### [DATA FOR THIS EXERCISE]
^^^^^^^^
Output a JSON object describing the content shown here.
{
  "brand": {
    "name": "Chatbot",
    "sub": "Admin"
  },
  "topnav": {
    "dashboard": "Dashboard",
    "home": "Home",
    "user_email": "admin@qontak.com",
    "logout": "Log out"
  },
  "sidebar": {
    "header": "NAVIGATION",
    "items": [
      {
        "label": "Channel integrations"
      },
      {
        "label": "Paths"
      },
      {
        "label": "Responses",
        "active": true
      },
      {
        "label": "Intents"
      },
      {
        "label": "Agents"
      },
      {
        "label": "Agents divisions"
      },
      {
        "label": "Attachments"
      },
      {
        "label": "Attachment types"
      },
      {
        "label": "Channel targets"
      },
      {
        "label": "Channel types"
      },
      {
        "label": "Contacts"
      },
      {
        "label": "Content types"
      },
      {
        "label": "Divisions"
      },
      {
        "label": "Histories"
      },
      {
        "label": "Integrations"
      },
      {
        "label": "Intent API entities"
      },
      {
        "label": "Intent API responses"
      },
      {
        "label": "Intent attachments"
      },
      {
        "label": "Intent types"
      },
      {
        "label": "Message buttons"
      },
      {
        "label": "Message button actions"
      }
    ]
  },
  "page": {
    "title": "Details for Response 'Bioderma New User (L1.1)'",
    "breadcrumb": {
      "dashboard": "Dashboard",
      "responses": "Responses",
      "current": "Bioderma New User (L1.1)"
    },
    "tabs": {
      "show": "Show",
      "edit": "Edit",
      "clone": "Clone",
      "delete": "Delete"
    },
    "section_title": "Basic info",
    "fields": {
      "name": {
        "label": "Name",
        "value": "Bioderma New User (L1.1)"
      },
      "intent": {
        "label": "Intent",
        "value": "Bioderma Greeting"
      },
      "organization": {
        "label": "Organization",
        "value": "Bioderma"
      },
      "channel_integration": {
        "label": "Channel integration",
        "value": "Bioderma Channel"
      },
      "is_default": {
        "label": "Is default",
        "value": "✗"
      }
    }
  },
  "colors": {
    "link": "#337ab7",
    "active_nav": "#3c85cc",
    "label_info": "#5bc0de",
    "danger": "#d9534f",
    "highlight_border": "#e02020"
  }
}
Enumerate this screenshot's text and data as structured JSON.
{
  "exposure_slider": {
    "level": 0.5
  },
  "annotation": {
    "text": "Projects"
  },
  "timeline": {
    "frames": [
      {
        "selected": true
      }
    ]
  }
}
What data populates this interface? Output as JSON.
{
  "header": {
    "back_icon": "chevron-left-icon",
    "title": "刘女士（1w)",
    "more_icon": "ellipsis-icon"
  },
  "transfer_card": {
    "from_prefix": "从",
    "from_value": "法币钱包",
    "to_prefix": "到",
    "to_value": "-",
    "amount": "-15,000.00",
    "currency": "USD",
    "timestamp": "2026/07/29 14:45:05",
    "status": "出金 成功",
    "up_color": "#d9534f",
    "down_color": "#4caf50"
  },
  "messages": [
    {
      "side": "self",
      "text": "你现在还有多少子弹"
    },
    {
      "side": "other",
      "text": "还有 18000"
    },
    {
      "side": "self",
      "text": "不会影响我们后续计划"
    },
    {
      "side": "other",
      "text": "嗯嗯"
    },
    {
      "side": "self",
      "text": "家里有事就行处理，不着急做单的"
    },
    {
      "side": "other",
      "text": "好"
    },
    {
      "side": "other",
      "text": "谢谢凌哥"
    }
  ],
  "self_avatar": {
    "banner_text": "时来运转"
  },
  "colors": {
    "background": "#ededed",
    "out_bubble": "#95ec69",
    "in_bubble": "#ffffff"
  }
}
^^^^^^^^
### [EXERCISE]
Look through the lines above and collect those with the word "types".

### [EXERCISE RESULT]
        "label": "Attachment types"
        "label": "Channel types"
        "label": "Content types"
        "label": "Intent types"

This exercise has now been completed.